When in the early morning I see a spider in the house, I don’t squash it like the woman I used to be. Instead, I stagger backward on instinct, then lean forward with intent. I greet the alien creature as though it’s a prince in disguise honoring me with his presence.
The spider has something to say to me, which shouldn’t be surprising. We’ve met before, you know, the spider and I, in different incarnations. We’ve met in cold kitchens and hallways, above beds and dusty bicycles, even on my skin at times, still damp from recent sleep.
Most meetings began in horror and ended badly. Let’s not sugarcoat my murders: the woman I used to be has blood on her hands from the life that scared her to death.
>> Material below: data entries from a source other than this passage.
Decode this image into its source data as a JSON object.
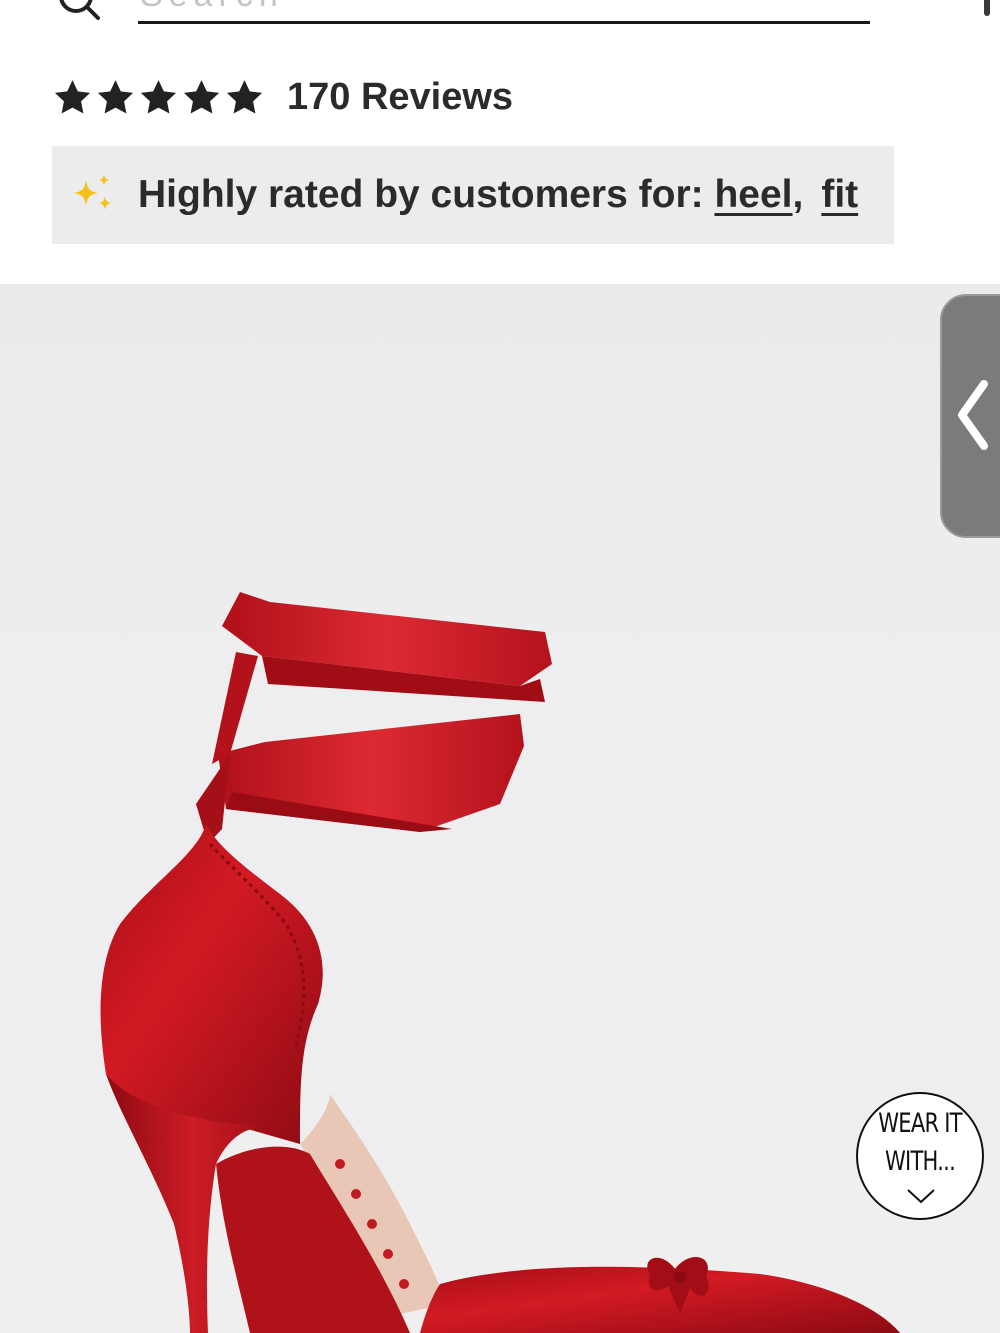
{
  "search": {
    "placeholder": "Search"
  },
  "rating": {
    "stars": 5,
    "max_stars": 5,
    "reviews_label": "170 Reviews"
  },
  "highlights": {
    "prefix": "Highly rated by customers for: ",
    "tags": [
      "heel",
      "fit"
    ],
    "separator": ","
  },
  "badge": {
    "line1": "WEAR IT",
    "line2": "WITH..."
  },
  "colors": {
    "accent_sparkle": "#f4c21b",
    "shoe_red": "#c3121c",
    "star": "#222222"
  },
  "icons": {
    "search": "search-icon",
    "sparkle": "sparkle-icon",
    "star": "star-icon",
    "drawer": "chevron-left-icon",
    "badge_arrow": "chevron-down-icon"
  }
}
Now, I listen to the spider and its webbed words, weaving my shroud or wedding dress from the strong silky threads. I have trained myself to be patient. Who knows a spider’s true intentions? The creature may wear glasses like me or rub two of its forelegs together as though it’s a raccoon washing the next bite. Such a clean creature, the spider, black with innocence.
The woman I used to be closes her eyes as I stick out my tongue and wait for the prince to climb into my mouth. Why live in denial? When I see a spider in the house, I know the future is near. No matter how many doors I slam or double lock at night, the future will arrive the next day in the early morning like a spider you can either squash or swallow whole.
Claire Polders is a Dutch author of four novels with a debut in English on the way. In 2016, Denver Quarterly nominated one of her stories for a Pushcart Prize. Her short prose appeared in TriQuarterly, Green Mountains Review, Okey-Panky, Folio, SmokeLong Quarterly, Tin House (The Open Bar), Prairie Schooner (Blog), and elsewhere. Find her at www.clairepolders.com.